2nd violent teen death in 48 Hours rock city of Syracuse. On Friday, May 21st, a 15-year-old Radames Francisco was shot on Shonnard Street. He was later pronounced dead at Upstate University Hospital. Today May 24, Syracuse Police Officers responded to the 1200 block of W. Onondaga St. for a call of a Stabbing. Upon their arrival, they learned that a 13-year-old female had been stabbed during some sort of physical disturbance. She was transported to Upstate University Hospital, by AMR Ambulance, where she was subsequently pronounced dead.
According to VCU Health, Facts and Statistics on Youth Violence “When not accounting for race, unintentional injury (57.6%) is the leading cause of death in youth ages 10 to 24 in the United States, with homicide coming in second (20.2%). But for black youth, homicide (55.3%) continues to be the leading cause of death.”
Syracuse has a long history of challenges with youth violence. According to the Associated Press, “from 2014 through June 2017, 48 youths aged 12 to 17 in Syracuse were killed or injured in gun violence.” Information compiled by the nonprofit Gun Violence Archive identifies Syracuse rate of teen shootings “per capita is more than double those seen in the vast majority of U.S. cities with populations of 50,000 or more.”
Recent violent deaths of teens have struck a nerve in this city and triggered a statement from Syracuse Mayor Ben Walsh. In his brief message he calls attention to what we are seeing, “In Syracuse right now, we have children and families in crisis. They are living in constant trauma in circumstances made worse by the stress and disruption of the last year.” The Mayor’s statement ends by saying “We must and will do more.”
Statement by Syracuse Mayor Ben Walsh:
“In recent days, we have lost two teenagers to acts of violence involving other teens. Tonight, the victim was a 13 year old girl. This weekend, we lost a 15 year old boy. My prayers are with the victims and their families, as well as all of those touched by these tragedies.

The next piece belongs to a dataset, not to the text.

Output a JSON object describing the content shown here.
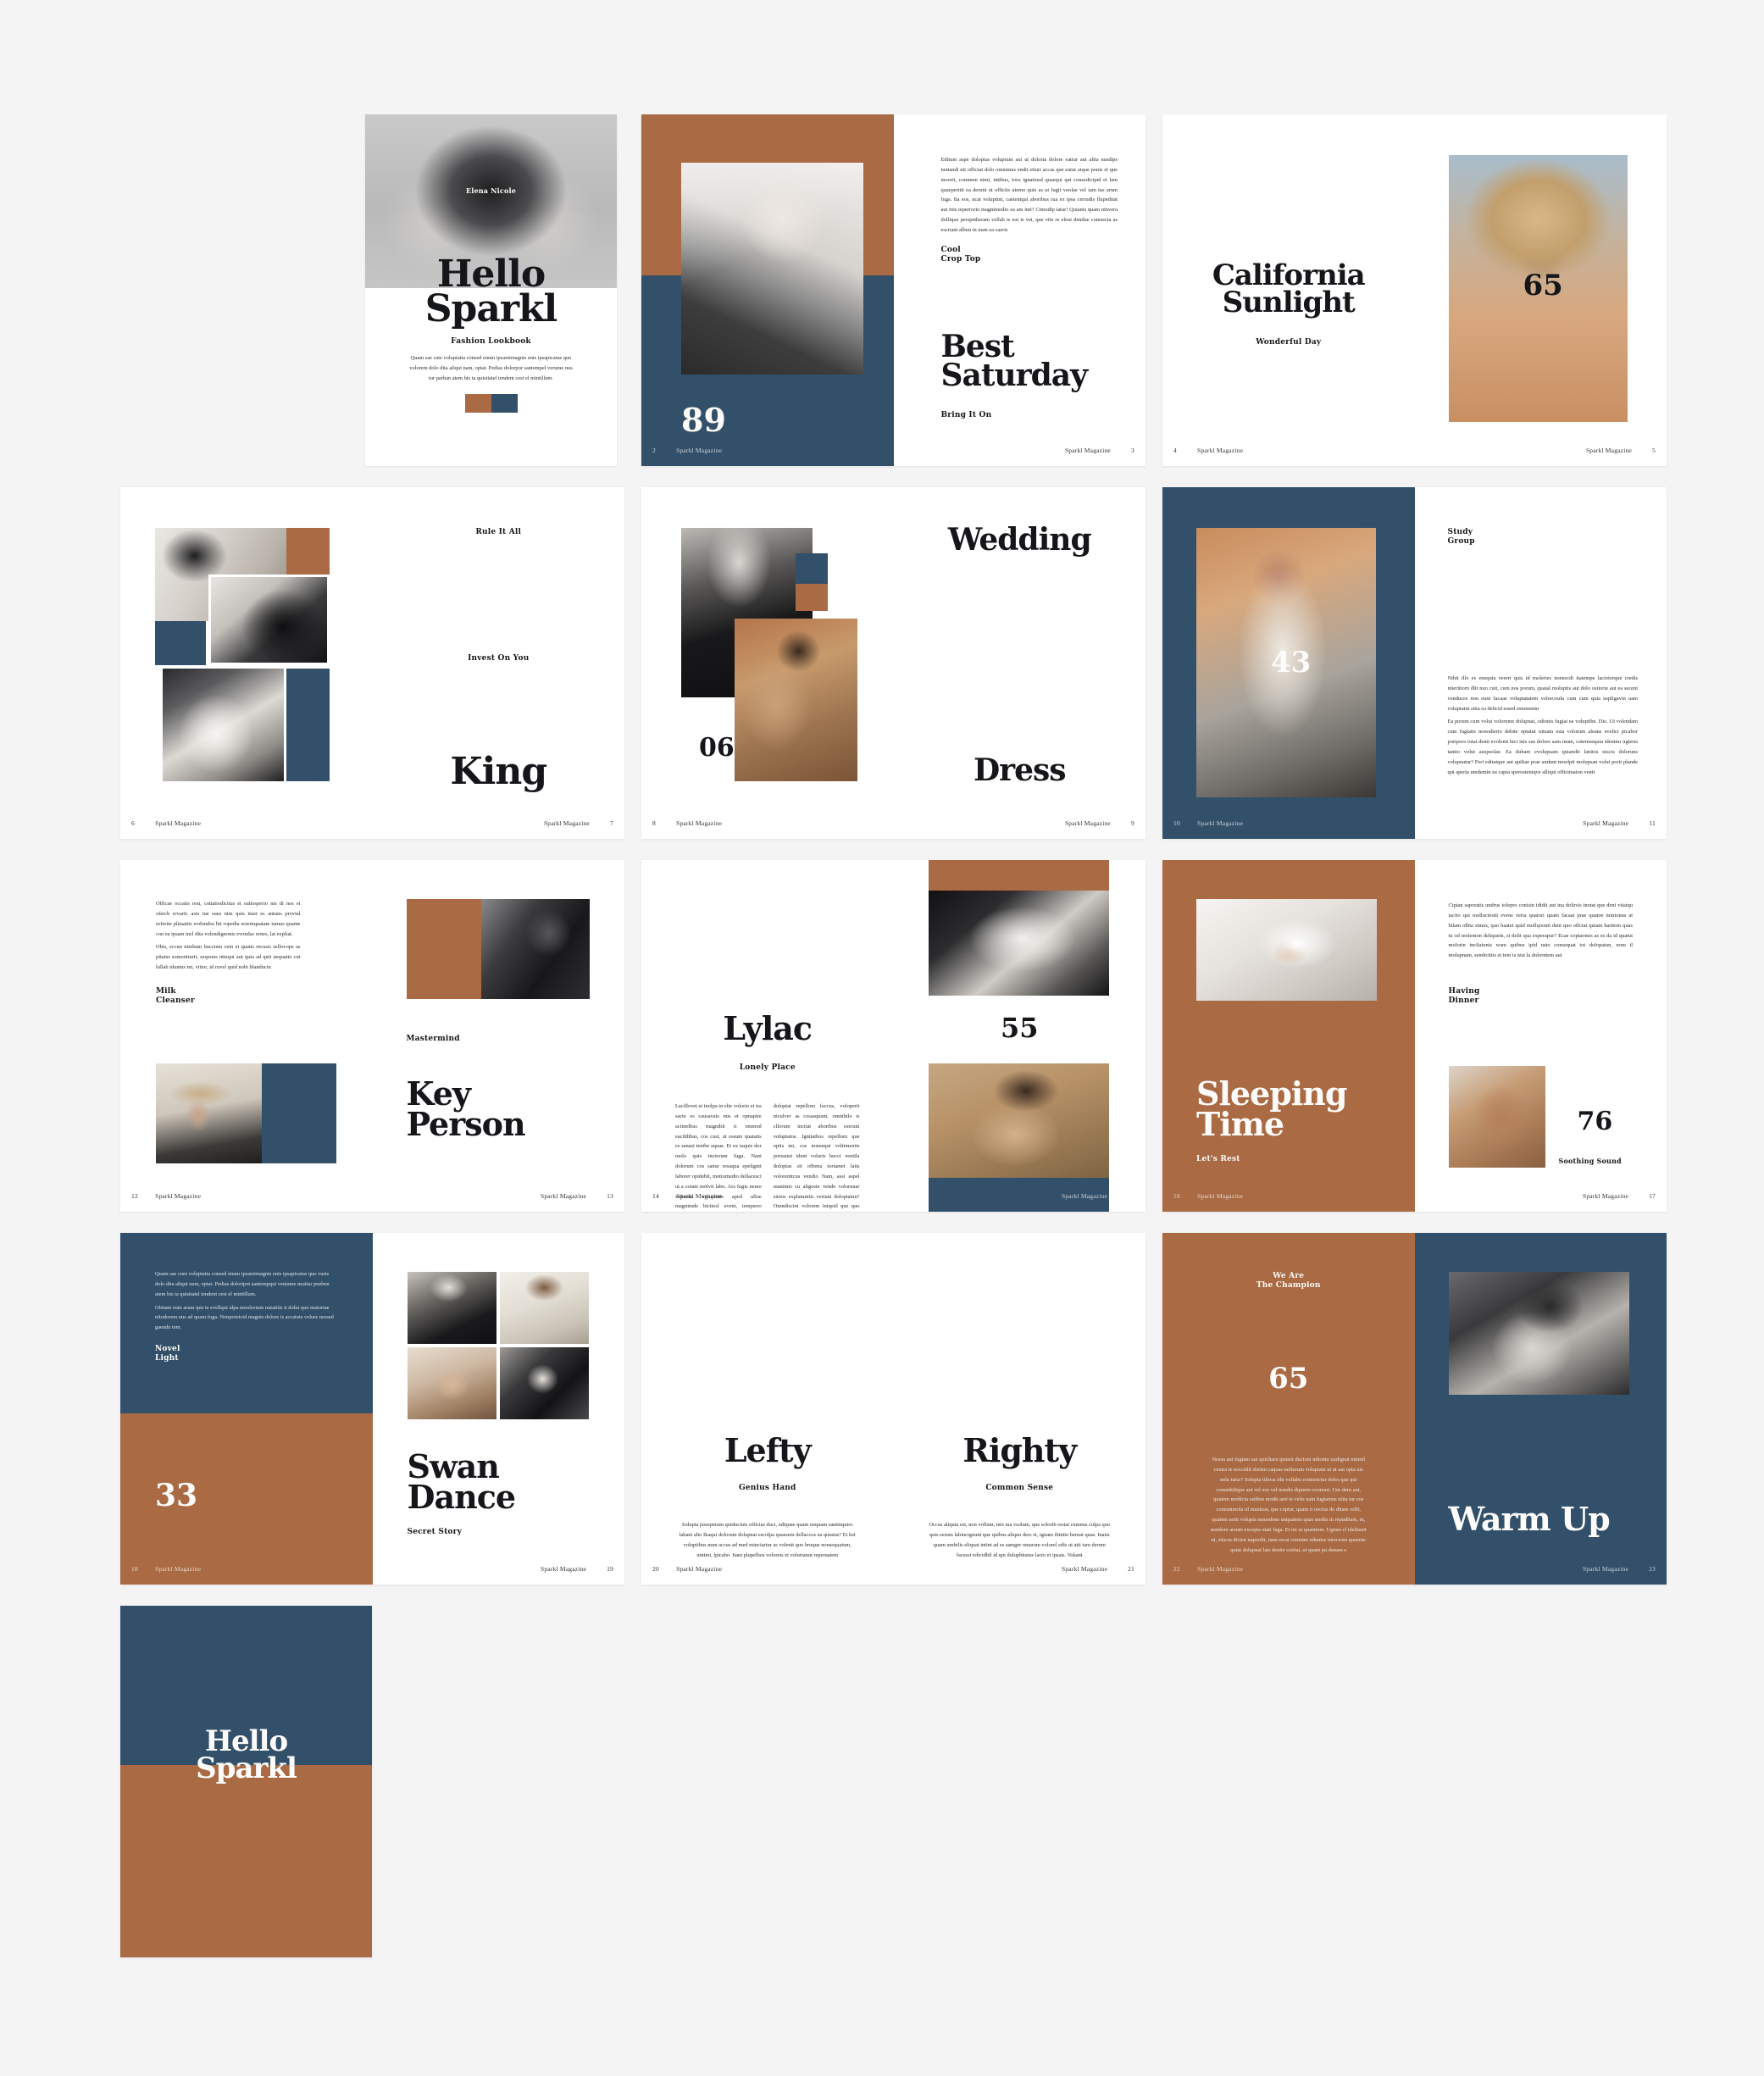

In Syracuse right now, we have children and families in crisis. They are living in constant trauma in circumstances made worse by the stress and disruption of the last year. As a community, we need to give them refuge. We need to teach our children to value their own lives and the lives of others. We need to show them they are cared for in our homes, schools, community centers, places of worship and even in our streets. The City and the Syracuse Police are working closely with our community partners to protect and support our youth. We must and will do more.”